Exercise aim: From the entries provided below, copy each line that contains the word "JSON".

Collection entries:
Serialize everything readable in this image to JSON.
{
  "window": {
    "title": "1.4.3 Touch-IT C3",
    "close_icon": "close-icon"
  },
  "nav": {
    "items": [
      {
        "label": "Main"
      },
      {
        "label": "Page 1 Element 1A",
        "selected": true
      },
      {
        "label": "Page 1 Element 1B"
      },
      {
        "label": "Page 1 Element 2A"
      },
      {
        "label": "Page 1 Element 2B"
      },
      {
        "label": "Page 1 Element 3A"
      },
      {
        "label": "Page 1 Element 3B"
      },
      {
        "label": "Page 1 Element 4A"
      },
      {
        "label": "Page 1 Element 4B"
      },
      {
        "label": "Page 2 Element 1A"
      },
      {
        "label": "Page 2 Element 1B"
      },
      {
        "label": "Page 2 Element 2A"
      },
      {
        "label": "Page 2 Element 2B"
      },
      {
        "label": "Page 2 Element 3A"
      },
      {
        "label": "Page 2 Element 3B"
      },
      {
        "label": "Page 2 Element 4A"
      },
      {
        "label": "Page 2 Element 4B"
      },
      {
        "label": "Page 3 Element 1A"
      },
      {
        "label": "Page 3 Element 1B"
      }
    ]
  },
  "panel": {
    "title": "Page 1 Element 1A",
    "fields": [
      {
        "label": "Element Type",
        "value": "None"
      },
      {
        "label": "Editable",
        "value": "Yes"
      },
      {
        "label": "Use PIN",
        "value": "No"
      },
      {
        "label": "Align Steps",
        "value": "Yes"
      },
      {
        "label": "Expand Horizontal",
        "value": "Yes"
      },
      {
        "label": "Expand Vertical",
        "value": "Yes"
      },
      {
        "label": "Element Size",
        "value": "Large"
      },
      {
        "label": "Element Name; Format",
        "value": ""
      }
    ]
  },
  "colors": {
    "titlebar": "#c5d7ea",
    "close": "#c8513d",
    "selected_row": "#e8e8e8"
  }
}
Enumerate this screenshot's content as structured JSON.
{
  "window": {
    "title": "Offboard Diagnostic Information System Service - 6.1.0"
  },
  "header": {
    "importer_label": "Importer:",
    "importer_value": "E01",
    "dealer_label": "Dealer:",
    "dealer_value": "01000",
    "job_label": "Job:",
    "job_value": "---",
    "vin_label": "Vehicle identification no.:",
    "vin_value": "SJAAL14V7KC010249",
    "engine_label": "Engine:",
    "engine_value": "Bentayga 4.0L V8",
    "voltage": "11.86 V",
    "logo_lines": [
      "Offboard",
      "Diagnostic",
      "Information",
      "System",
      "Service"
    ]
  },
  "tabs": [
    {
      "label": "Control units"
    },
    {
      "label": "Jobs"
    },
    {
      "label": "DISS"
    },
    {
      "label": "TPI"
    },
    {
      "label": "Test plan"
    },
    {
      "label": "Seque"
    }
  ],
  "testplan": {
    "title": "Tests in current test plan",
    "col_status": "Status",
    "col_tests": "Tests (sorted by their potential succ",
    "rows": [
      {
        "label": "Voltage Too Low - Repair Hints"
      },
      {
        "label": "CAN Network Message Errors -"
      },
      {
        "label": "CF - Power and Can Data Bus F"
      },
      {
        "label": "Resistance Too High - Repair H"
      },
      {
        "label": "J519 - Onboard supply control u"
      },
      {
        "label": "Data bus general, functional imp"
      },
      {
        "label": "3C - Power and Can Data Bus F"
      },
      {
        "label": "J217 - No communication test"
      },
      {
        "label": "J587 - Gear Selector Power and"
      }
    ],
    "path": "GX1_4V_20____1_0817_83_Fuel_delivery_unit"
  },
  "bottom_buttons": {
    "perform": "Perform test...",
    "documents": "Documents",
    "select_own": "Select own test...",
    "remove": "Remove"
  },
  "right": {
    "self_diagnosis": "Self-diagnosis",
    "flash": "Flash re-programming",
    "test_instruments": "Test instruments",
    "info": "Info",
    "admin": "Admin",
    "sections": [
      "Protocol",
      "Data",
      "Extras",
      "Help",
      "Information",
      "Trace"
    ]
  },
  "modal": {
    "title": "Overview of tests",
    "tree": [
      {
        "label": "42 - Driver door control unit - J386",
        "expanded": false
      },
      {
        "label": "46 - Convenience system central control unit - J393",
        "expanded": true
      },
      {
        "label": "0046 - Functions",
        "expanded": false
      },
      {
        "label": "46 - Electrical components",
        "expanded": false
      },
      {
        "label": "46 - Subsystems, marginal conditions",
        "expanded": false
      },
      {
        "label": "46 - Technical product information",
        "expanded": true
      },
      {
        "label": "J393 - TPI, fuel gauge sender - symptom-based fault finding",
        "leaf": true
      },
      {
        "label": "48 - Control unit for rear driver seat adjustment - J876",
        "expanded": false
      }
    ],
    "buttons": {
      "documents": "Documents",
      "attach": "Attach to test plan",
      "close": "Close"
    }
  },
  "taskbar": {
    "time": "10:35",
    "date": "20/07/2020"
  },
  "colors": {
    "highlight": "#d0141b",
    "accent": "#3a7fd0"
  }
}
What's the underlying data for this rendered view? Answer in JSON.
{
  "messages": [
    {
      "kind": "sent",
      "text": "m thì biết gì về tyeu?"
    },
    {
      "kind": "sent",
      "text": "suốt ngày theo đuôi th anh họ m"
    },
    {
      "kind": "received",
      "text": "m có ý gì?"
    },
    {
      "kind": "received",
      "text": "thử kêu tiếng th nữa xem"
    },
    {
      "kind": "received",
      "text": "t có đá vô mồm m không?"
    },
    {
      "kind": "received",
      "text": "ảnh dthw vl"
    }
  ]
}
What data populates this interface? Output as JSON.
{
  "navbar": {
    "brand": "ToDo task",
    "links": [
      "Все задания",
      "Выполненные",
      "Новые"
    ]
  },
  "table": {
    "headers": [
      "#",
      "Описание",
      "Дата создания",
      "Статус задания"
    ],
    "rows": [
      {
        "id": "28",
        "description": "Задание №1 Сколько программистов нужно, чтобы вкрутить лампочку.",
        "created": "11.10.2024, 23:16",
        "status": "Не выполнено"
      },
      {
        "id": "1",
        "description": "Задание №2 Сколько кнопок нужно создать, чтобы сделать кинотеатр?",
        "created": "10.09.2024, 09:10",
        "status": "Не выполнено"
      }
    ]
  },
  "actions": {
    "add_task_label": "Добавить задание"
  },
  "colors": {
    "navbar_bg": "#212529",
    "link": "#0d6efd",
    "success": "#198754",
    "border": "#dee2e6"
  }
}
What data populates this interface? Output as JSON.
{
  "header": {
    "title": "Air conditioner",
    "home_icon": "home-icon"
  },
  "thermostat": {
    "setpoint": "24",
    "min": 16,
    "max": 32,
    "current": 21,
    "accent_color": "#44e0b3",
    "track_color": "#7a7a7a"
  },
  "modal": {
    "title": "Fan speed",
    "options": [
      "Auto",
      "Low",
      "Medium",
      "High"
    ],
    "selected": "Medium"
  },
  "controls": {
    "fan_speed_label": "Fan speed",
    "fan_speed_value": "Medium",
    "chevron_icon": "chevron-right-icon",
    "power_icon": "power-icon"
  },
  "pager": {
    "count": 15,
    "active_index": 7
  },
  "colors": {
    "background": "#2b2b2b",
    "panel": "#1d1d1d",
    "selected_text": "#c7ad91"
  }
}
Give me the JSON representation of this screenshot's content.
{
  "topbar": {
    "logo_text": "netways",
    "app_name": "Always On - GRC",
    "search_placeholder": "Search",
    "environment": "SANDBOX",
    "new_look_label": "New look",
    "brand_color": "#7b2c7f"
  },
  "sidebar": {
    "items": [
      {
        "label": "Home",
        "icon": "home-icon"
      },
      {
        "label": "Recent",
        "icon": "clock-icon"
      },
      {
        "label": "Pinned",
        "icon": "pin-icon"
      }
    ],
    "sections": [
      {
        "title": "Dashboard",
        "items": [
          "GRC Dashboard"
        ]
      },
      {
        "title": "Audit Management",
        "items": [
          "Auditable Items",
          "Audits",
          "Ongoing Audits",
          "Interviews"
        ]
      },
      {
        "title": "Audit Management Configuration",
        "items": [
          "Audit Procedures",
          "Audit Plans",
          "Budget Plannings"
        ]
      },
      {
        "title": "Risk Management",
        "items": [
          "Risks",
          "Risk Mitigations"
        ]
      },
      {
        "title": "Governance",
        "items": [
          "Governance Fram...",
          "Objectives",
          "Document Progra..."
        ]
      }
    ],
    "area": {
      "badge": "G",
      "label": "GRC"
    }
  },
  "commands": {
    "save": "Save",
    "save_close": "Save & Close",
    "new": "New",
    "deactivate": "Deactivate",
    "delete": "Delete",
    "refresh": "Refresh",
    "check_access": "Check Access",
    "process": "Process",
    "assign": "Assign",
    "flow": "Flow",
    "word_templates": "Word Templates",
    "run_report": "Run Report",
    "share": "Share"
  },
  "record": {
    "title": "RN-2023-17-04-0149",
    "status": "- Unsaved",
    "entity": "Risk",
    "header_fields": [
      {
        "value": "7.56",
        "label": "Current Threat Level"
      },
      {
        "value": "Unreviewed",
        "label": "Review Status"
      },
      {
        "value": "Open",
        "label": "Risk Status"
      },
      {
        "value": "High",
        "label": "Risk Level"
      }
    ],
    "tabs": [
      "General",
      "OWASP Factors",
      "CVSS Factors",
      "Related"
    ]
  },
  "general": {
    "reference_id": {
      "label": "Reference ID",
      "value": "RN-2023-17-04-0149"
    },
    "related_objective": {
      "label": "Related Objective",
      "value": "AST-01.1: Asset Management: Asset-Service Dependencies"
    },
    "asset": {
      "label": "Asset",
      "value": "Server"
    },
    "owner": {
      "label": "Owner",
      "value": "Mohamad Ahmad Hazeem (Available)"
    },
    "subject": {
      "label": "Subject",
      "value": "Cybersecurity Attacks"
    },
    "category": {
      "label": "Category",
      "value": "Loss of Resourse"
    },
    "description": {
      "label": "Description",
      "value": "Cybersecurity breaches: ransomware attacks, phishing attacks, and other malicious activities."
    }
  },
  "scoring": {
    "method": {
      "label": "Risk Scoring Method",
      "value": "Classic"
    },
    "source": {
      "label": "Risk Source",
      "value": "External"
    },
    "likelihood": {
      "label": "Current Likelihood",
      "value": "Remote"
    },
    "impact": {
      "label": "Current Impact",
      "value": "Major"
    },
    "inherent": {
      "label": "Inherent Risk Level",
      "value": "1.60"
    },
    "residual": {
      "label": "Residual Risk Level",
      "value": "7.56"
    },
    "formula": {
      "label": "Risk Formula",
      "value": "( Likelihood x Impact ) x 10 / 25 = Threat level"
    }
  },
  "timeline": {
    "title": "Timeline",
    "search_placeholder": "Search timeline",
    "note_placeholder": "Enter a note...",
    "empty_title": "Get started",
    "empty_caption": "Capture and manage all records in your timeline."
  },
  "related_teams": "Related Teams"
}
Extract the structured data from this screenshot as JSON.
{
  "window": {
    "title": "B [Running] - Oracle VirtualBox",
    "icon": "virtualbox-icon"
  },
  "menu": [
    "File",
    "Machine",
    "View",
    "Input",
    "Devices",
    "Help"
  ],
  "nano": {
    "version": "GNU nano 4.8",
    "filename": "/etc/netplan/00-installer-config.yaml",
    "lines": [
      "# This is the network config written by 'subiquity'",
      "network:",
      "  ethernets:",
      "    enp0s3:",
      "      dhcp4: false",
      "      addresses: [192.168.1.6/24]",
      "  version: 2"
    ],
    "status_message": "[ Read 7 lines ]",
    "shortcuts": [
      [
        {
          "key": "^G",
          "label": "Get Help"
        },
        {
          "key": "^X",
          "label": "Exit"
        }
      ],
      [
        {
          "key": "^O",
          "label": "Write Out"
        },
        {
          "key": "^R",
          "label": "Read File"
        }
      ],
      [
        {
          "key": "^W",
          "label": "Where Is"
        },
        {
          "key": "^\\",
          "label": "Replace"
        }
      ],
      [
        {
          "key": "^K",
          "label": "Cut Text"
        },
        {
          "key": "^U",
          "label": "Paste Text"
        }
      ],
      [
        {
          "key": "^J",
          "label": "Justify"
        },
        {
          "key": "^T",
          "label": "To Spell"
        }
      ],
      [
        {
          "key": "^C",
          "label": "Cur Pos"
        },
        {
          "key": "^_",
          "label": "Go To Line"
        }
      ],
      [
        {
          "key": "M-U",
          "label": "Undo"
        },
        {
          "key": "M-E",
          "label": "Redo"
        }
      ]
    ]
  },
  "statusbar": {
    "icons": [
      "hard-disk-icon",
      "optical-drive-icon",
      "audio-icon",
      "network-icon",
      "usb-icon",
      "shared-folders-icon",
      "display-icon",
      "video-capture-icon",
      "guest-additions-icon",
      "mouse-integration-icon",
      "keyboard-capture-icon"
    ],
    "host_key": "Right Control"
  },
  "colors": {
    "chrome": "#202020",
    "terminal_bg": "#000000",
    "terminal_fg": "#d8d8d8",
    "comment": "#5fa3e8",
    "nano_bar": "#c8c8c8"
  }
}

Solution to this exercise:
Serialize everything readable in this image to JSON.
Enumerate this screenshot's content as structured JSON.
What's the underlying data for this rendered view? Answer in JSON.
What data populates this interface? Output as JSON.
What data populates this interface? Output as JSON.
Give me the JSON representation of this screenshot's content.
Extract the structured data from this screenshot as JSON.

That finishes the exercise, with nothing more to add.